You don’t need to be an expert in the topics above, in order to be a good Cloud Software Engineer, but you need to be able to understand how each of the topics above impacts your application, and tweak your code accordingly. In the next few posts, I will go over the minimum knowledge that you must obtain in order to have a solid background as Cloud Software Engineer. For more in-depth information you can research each one of the topics using your favorite search engine.

 

You may be wondering, why I chose Python as the language to teach you software engineering practices? There are tons of other languages one can use for that purpose, languages that are much sexier than Python. Well, I certainly have my reasons, and here is a summary:

  • First of all, Python is very easy language to learn, which make it a good choice for beginners
  • Python is an interpretive programming language, which means that you receive immediate feedback from the commands you type
  • Python supports both, functional as well as object-oriented approaches to programming, which is good if you don’t know what path you want to choose
  • Python is a versatile language that can be used to develop all kinds of applications, hence it is used by people in various roles. Here some:
    • Front-end developers can use it to implement dynamic functionality on websites
    • Back-end developers can use it to implement cloud-based services, APIs and communicate with other services
    • IT people can use it to develop infrastructure, application deployment and all kinds of other automation
    • Data scientists can use it to create data models, parse data or implement machine learning algorithms

As you can see Python is a programming language that, if you become good at it, can enable multiple paths for your career. Learning the language as well as establishing good development habits will open many doors for you.

For the past twenty or so years, since I started my career in technology in 1996, almost every book I read about programming, although providing detailed coverage of the particular programming language the book was written about, lacked crucial information educating the reader how to become good Software Engineer. Learning a programming language from such a book is like learning the syntax and the grammar of a foreign language but never understanding the traditions of the native speakers, the idioms they use as well as how to express yourself without offending them. Yes, you can speak the language, but you will need a lot of work to do before you start to fit in.

Learning the letters, the words and how to construct a sentence is just a small part of learning a new language. This is also true for programming languages. Knowing the syntax, the data types, and the control structures will not make you a good software engineer. It is surprising to me that so many books and college classes concentrate only on those things while neglecting fundamental topics like how to design an application, how to write maintainable and performant code, how to debug, troubleshoot, package or distribute it. The lack of understanding in those areas makes new programmers not only inefficient but also establishes bad habits that are hard to change later on.

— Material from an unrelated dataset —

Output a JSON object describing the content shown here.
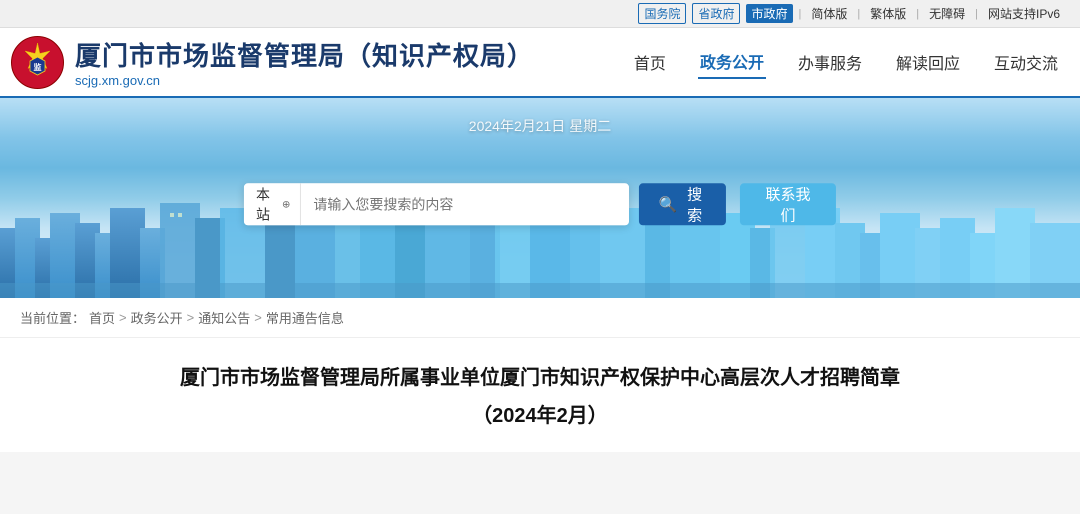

I’ve seen thousands and thousands of lines of undocumented code, whole applications that log no errors, and nobody can figure out where they break, web pages that take 20 mins to load, and plain silly code that calls a function to sum two numbers (something that can be achieved simply with a plus sign). Hence I decided to write a book that not only explains the Python language in simple and understandable approach but also teaches the fundamental practices of software engineering. Book that will, after reading it, have you ready to jump in and develop high-quality, performant and maintainable code that meets the requirements of your customers. Book, that any person can take, and learn how to become Software Engineer.

I intentionally use the term Software Engineer because I want to emphasize that developing high-quality software involves a lot more than just writing code. I wanted to write a book that will prepare you to be a Software Engineer, and not simply a Coder or Programmer. I hope that with this book I achieved this goal and helped you, the reader, to advance your career.